The first thing to do is to identify the logos that indicate that the fish is from a sustainable fishery. There are a multitude of logos and it can sometimes be difficult to navigate. The best-known sustainable fisheries organization in the world is the Marine Stewardship Council (MSC), whose logo you’ve certainly seen. More than 52% of species in Quebec are MSC-certified, including lobster from the Magdalen Islands, lobster from the Gaspésie Peninsula, Northern prawn from Norwegian waters and Greenland halibut. Snow crab from the Gulf of the St. Lawrence had been on the list until very recently.
In 2017, Greenpeace released its sustainable canned tuna rankings in Canada. The Raincoast Trading brand claims first place, followed by Wild Planet and Whole Foods Market.
The Greenpeace Red List classifies fish species that are not sustainably harvested, including tuna, farmed Atlantic salmon and Chilean sea bass.

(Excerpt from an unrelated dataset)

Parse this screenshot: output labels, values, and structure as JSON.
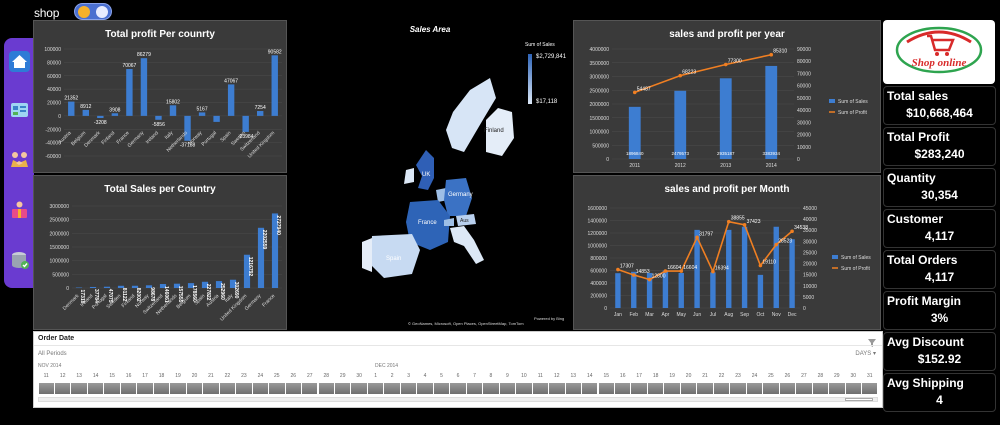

It is better to avoid buying these fish species.
The Monterey Bay Aquarium’s Seafood Watch mobile app is convenient because it indicates which fish species to prioritize.
In Europe, the Common Fisheries Policy (CFP) proposes rules for managing the fishing fleet and preserving fish reserves
In short, if you like fish, buy conscientiously to ensure its sustainability.